Overview: Harley’s sojourn on Apokolips comes to an end as she teams up with Petite Tina to stand up to Granny Goddess!
Synopsis (spoilers ahead): The action kicks off with Harley suffering at the hands of a torturer, Psycho Crusher! Unfortunately for Psycho Crusher, Harley is proving quite resistant to the brainwashing program. While Psycho Crusher goes to get some more tools to complete the job, Harley escapes with the aid of Petite Tina. They find themselves in Granny Goddess’s bedchamber where Harley makes a series of jokes about the statue of Darkseid by the bed. Petite Tina tells the story of how she came to be corrupted and enslaved by Granny Goddess, while Harley flashes back to an episode from her fantasies of her and the Joker.
With her hammer regained, Harley is tempted to make a clean getaway but Tina reminds her that millions will die in Granny’s Subjudicator machine. After some internal debate, Harley agrees to help. After tricking Granny with a facsimile of Darkseid, Harley faces up to the pain and punishment of Granny, before acquiring the Splinter of Destiny in their fight, which Granny needs to power the Subjudicator. After ejecting the Splinter into a Boom tube, (where it seems to find of all people, Lobo!) Harley taunts Granny even as she takes some more blows, before Tina turns up, clobbering Granny, and the two of them make their escape to a beach on Earth.
Before they can enjoy their downtime too much though, Coach calls Harley telling her she’s needed back at home, “They’re tearing down the building!”

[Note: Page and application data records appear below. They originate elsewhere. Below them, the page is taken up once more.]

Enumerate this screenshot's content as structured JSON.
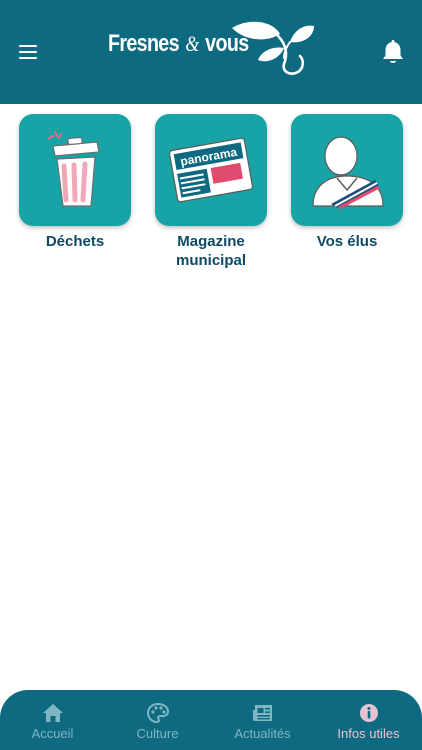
{
  "header": {
    "logo_part1": "Fresnes",
    "logo_amp": "&",
    "logo_part2": "vous",
    "menu_icon": "hamburger-menu-icon",
    "notifications_icon": "bell-icon"
  },
  "tiles": [
    {
      "label": "Déchets",
      "icon": "trash-bin-icon"
    },
    {
      "label": "Magazine municipal",
      "icon": "magazine-icon",
      "icon_text": "panorama"
    },
    {
      "label": "Vos élus",
      "icon": "elected-official-icon"
    }
  ],
  "bottom_nav": {
    "items": [
      {
        "label": "Accueil",
        "icon": "home-icon",
        "active": false
      },
      {
        "label": "Culture",
        "icon": "palette-icon",
        "active": false
      },
      {
        "label": "Actualités",
        "icon": "newspaper-icon",
        "active": false
      },
      {
        "label": "Infos utiles",
        "icon": "info-icon",
        "active": true
      }
    ]
  },
  "colors": {
    "header_bg": "#0e6a80",
    "tile_bg": "#18a3a6",
    "tile_label": "#0d4a63",
    "nav_inactive": "#7fb6c4",
    "nav_active": "#e7c2d3",
    "accent_pink": "#f2a7b9"
  }
}
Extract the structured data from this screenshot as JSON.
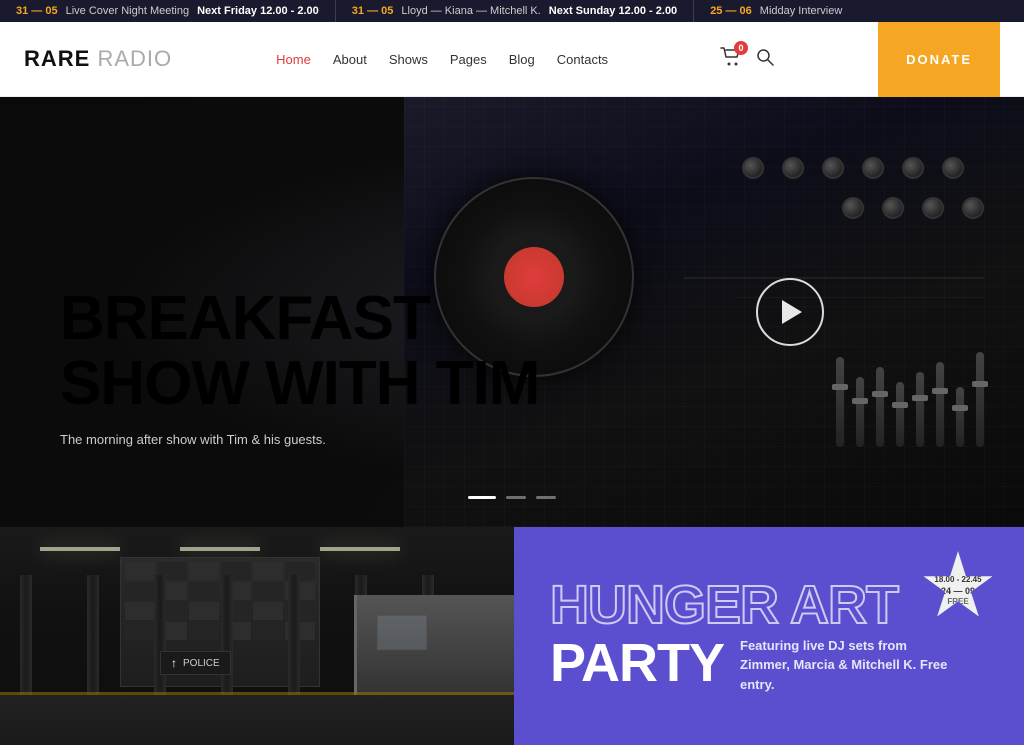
{
  "ticker": {
    "segments": [
      {
        "date": "31 — 05",
        "text": "Live Cover Night Meeting",
        "time": "Next Friday 12.00 - 2.00"
      },
      {
        "date": "31 — 05",
        "text": "Lloyd — Kiana — Mitchell K.",
        "time": "Next Sunday 12.00 - 2.00"
      },
      {
        "date": "25 — 06",
        "text": "Midday Interview",
        "time": ""
      }
    ]
  },
  "header": {
    "logo_bold": "RARE",
    "logo_thin": " RADIO",
    "nav": [
      {
        "label": "Home",
        "active": true
      },
      {
        "label": "About",
        "active": false
      },
      {
        "label": "Shows",
        "active": false
      },
      {
        "label": "Pages",
        "active": false
      },
      {
        "label": "Blog",
        "active": false
      },
      {
        "label": "Contacts",
        "active": false
      }
    ],
    "cart_badge": "0",
    "donate_label": "DONATE"
  },
  "hero": {
    "title_outline": "BREAKFAST",
    "title_solid": "SHOW WITH TIM",
    "subtitle": "The morning after show with Tim & his guests.",
    "slider_dots": [
      true,
      false,
      false
    ]
  },
  "bottom": {
    "police_sign": "POLICE",
    "event_badge_time": "18.00 - 22.45",
    "event_badge_date": "24 — 09",
    "event_badge_free": "FREE",
    "event_title_outline": "HUNGER ART",
    "event_title_solid": "PARTY",
    "event_description": "Featuring live DJ sets from Zimmer, Marcia & Mitchell K. Free entry."
  }
}
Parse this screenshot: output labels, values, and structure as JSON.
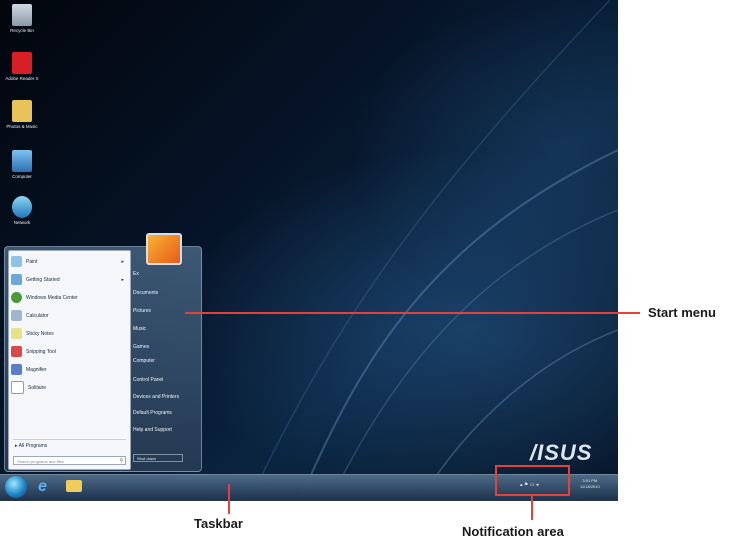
{
  "desktop": {
    "icons": [
      {
        "label": "Recycle Bin",
        "icon": "recycle-bin-icon"
      },
      {
        "label": "Adobe Reader X",
        "icon": "adobe-reader-icon"
      },
      {
        "label": "Photos & Music",
        "icon": "folder-icon"
      },
      {
        "label": "Computer",
        "icon": "computer-icon"
      },
      {
        "label": "Network",
        "icon": "network-icon"
      }
    ],
    "brand_logo": "/ISUS"
  },
  "start_menu": {
    "programs": [
      {
        "label": "Paint",
        "has_arrow": true
      },
      {
        "label": "Getting Started",
        "has_arrow": true
      },
      {
        "label": "Windows Media Center",
        "has_arrow": false
      },
      {
        "label": "Calculator",
        "has_arrow": false
      },
      {
        "label": "Sticky Notes",
        "has_arrow": false
      },
      {
        "label": "Snipping Tool",
        "has_arrow": false
      },
      {
        "label": "Magnifier",
        "has_arrow": false
      },
      {
        "label": "Solitaire",
        "has_arrow": false
      }
    ],
    "all_programs": "All Programs",
    "search_placeholder": "Search programs and files",
    "right_items": [
      "Ex",
      "Documents",
      "Pictures",
      "Music",
      "Games",
      "Computer",
      "Control Panel",
      "Devices and Printers",
      "Default Programs",
      "Help and Support"
    ],
    "shutdown_label": "Shut down",
    "arrow_glyph": "▸"
  },
  "taskbar": {
    "clock_time": "3:01 PM",
    "clock_date": "11/18/2010",
    "tray_glyphs": "▴  ⚑  ▭  ◂"
  },
  "annotations": {
    "start_menu": "Start menu",
    "taskbar": "Taskbar",
    "notification_area": "Notification area"
  },
  "colors": {
    "callout_line": "#e5403a"
  }
}
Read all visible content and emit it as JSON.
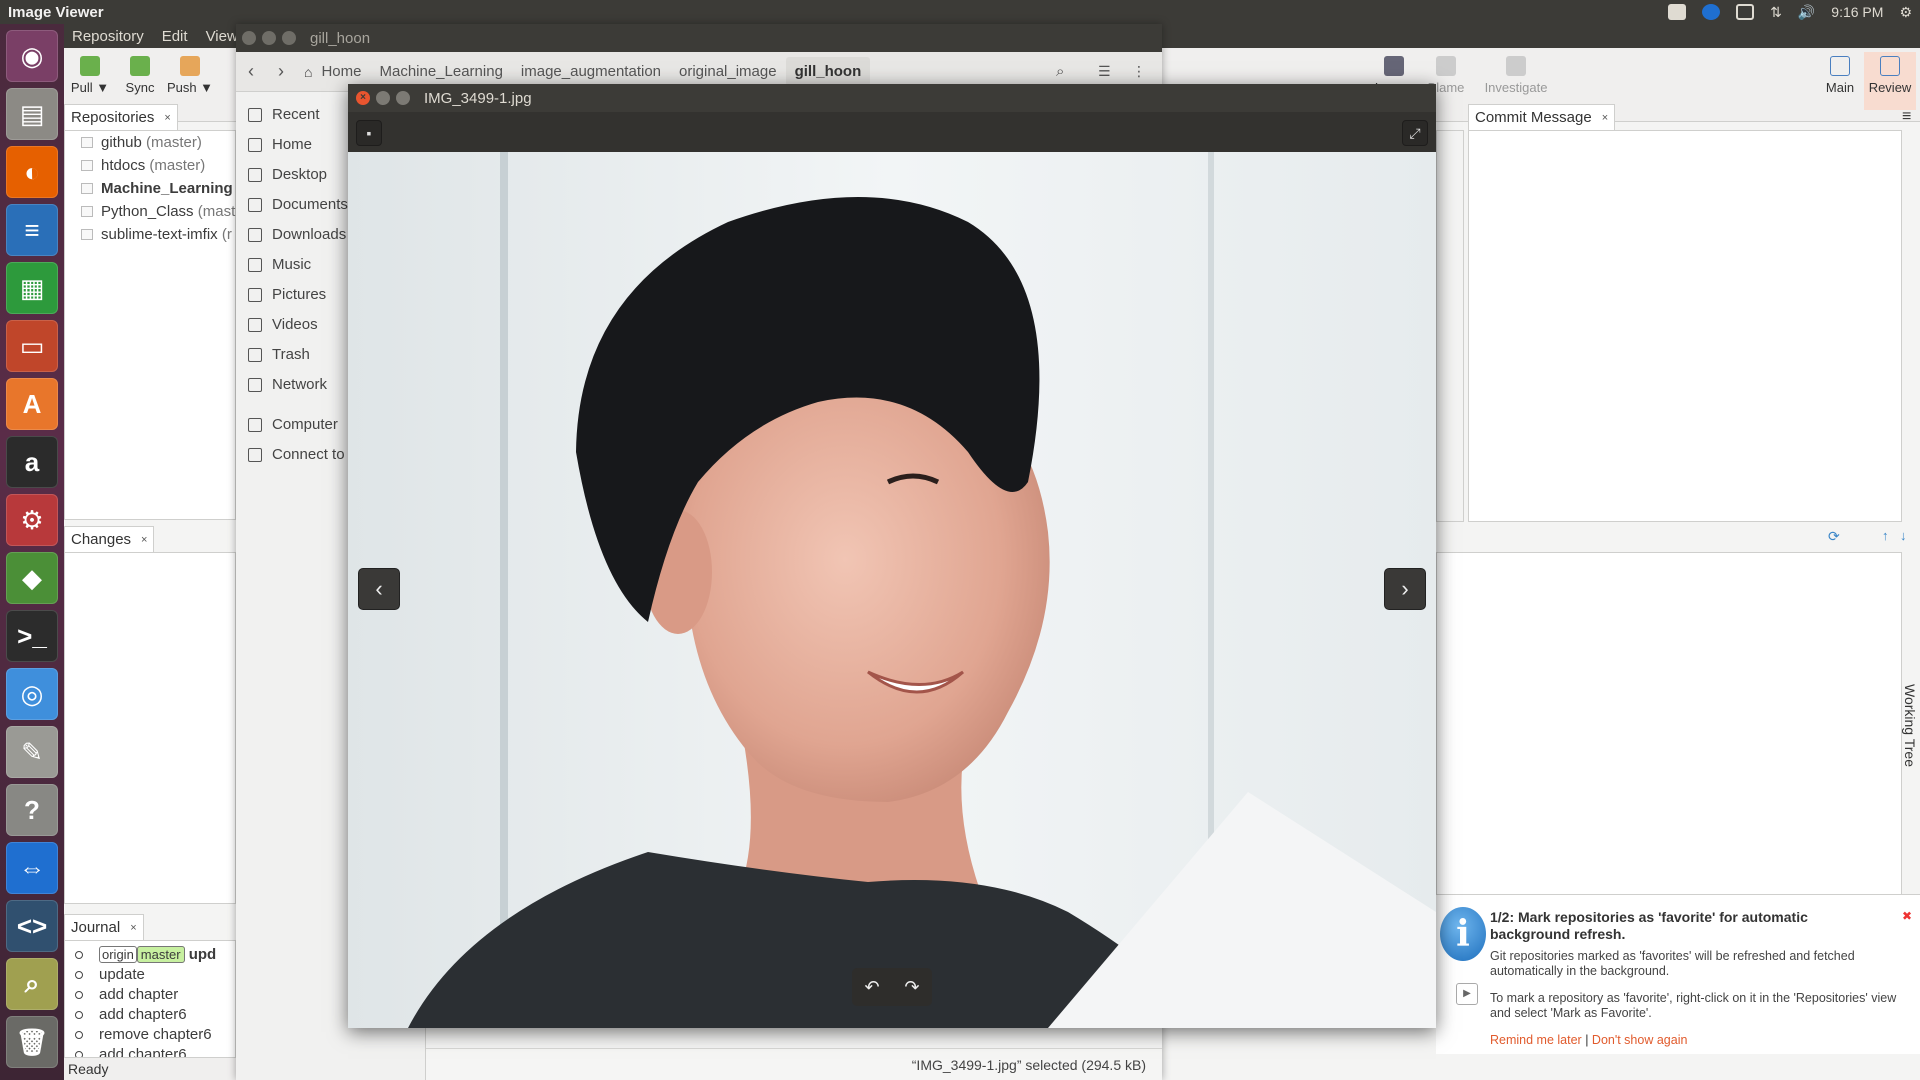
{
  "topbar": {
    "app_title": "Image Viewer",
    "time": "9:16 PM"
  },
  "launcher": {
    "items": [
      {
        "name": "ubuntu-dash-icon",
        "glyph": "◉",
        "color": "#7a3f66"
      },
      {
        "name": "files-icon",
        "glyph": "▤",
        "color": "#8c8a85"
      },
      {
        "name": "firefox-icon",
        "glyph": "◐",
        "color": "#e66000"
      },
      {
        "name": "writer-icon",
        "glyph": "≡",
        "color": "#2a6fb8"
      },
      {
        "name": "calc-icon",
        "glyph": "▦",
        "color": "#2d9a3c"
      },
      {
        "name": "impress-icon",
        "glyph": "▭",
        "color": "#c0462a"
      },
      {
        "name": "software-center-icon",
        "glyph": "A",
        "color": "#e8762b"
      },
      {
        "name": "amazon-icon",
        "glyph": "a",
        "color": "#2b2b2b"
      },
      {
        "name": "settings-icon",
        "glyph": "⚙",
        "color": "#b8393b"
      },
      {
        "name": "smartgit-icon",
        "glyph": "◆",
        "color": "#4b8f37"
      },
      {
        "name": "terminal-icon",
        "glyph": ">_",
        "color": "#2c2c2c"
      },
      {
        "name": "chrome-icon",
        "glyph": "◎",
        "color": "#3f8fdc"
      },
      {
        "name": "text-editor-icon",
        "glyph": "✎",
        "color": "#9a9a95"
      },
      {
        "name": "help-icon",
        "glyph": "?",
        "color": "#888884"
      },
      {
        "name": "teamviewer-icon",
        "glyph": "⇔",
        "color": "#1f6fd0"
      },
      {
        "name": "code-editor-icon",
        "glyph": "<>",
        "color": "#30506f"
      },
      {
        "name": "image-viewer-icon",
        "glyph": "⌕",
        "color": "#a0a050"
      },
      {
        "name": "trash-icon",
        "glyph": "🗑",
        "color": "#6a6a66"
      }
    ]
  },
  "smartgit": {
    "menu": [
      "Repository",
      "Edit",
      "View"
    ],
    "toolbar": {
      "pull": "Pull ▼",
      "sync": "Sync",
      "push": "Push ▼",
      "log": "Log ▼",
      "blame": "Blame",
      "investigate": "Investigate",
      "main": "Main",
      "review": "Review"
    },
    "repositories": {
      "tab_label": "Repositories",
      "items": [
        {
          "name": "github",
          "branch": "(master)",
          "bold": false
        },
        {
          "name": "htdocs",
          "branch": "(master)",
          "bold": false
        },
        {
          "name": "Machine_Learning",
          "branch": "(",
          "bold": true
        },
        {
          "name": "Python_Class",
          "branch": "(maste",
          "bold": false
        },
        {
          "name": "sublime-text-imfix",
          "branch": "(r",
          "bold": false
        }
      ]
    },
    "changes_tab": "Changes",
    "commit_message_tab": "Commit Message",
    "journal": {
      "tab_label": "Journal",
      "head": {
        "origin": "origin",
        "master": "master",
        "message": "upd"
      },
      "rows": [
        "update",
        "add chapter",
        "add chapter6",
        "remove chapter6",
        "add chapter6"
      ]
    },
    "working_tree_label": "Working Tree",
    "status": "Ready",
    "notification": {
      "title": "1/2: Mark repositories as 'favorite' for automatic background refresh.",
      "body1": "Git repositories marked as 'favorites' will be refreshed and fetched automatically in the background.",
      "body2": "To mark a repository as 'favorite', right-click on it in the 'Repositories' view and select 'Mark as Favorite'.",
      "remind": "Remind me later",
      "separator": "|",
      "dont_show": "Don't show again"
    }
  },
  "nautilus": {
    "title": "gill_hoon",
    "breadcrumbs": [
      "Home",
      "Machine_Learning",
      "image_augmentation",
      "original_image",
      "gill_hoon"
    ],
    "sidebar": [
      "Recent",
      "Home",
      "Desktop",
      "Documents",
      "Downloads",
      "Music",
      "Pictures",
      "Videos",
      "Trash",
      "Network"
    ],
    "sidebar_devices": [
      "Computer",
      "Connect to"
    ],
    "status": "“IMG_3499-1.jpg” selected  (294.5 kB)"
  },
  "viewer": {
    "title": "IMG_3499-1.jpg",
    "prev": "‹",
    "next": "›",
    "rotate_left": "↶",
    "rotate_right": "↷"
  }
}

Analysis: So far this Apokolips arc has been an absolute winner for the Harley Quinn title and if this issue mainly focuses on wrapping loose ends (which it definitely does) it does so in a fun and entertaining fashion. Harley has truly embraced her manic, fun side in this crazy off-the-wall arc and it WORKS! Something of note is that Humphries is working with is this concept of multiple Harleys, crammed inside the telephone box of Harley’s brain, all demanding attention and arguing over plot details and decisions. It’s not deeply written but it is entertaining and definitely is reminiscent of similar conversations Deadpool would have, while still training an all-Harley flavor. For it to work, it needs to be kept to a page at most to explore this concept each issue as it is a repetitive joke which elects a chuckle but shouldn’t compete for too much space.

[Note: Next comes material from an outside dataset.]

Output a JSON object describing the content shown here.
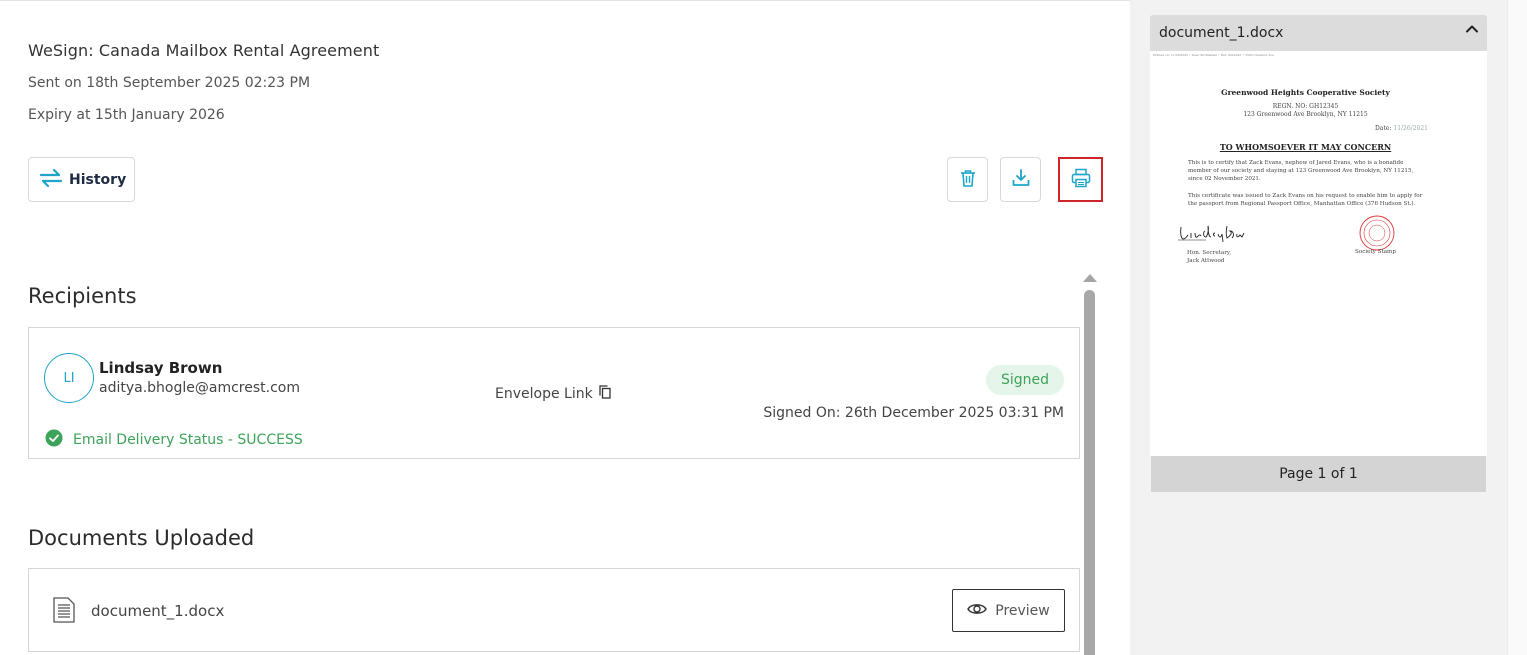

Of interest is just how much of a hero Harley really has become – although she fights against it in theory, when debating with her alter-egos, Harley in the persona which DC have been very consistent with since Palmiotti and Conner began their run in the New 52, is never close to evil. She’s self-centred and can be selfish, but the quandary of whether Harley would knowingly condemn millions of innocents to death under the hand of Granny Goddess, is not really a quandary at all. She might be self-centred, but she’s definitely got a heart of gold, our little Harley Quinn! As a reader who has really enjoyed Harley Quinn in general through her publishing run, but in particular since the conscious shift to move away from the confines of the Joker storyline (although he still does get a little flashback/day-dream cameo in this issue for example) the move into anti-hero territory that veers more on the “hero” side is I believe a good move for Harley and DC. Right now the title contains a pretty heavy layer of “wacky” and “funny” which works so well against the back of Apokolips which is so far out there with all its Kirbyesque trappings. It will be interesting to see with Harley back in Coney by issue end, and how Humphries will handle the transition to a more grounded playground for Harley.
The art in the Apokolips issues has been top notch by John Timms, with a generous color palette by Gabe Elteb which really fleshes out the scenes on Apokolips and adds to the crazed maxed-out feel of proceedings. All in all, this was a great way to wrap up the issue to an extremely entertaining story arc.
Final Thoughts: A good, fun arc wraps up with a satisfying conclusion! Sam Humphries is COOKIN’ on this title!
Editor’s Note: David Finn is the author of The Asanti Series. Demorn: Blade of Exile, Demorn: City of Innocents and the latest book, Demorn: Soul Fighter, are currently available on Amazon here.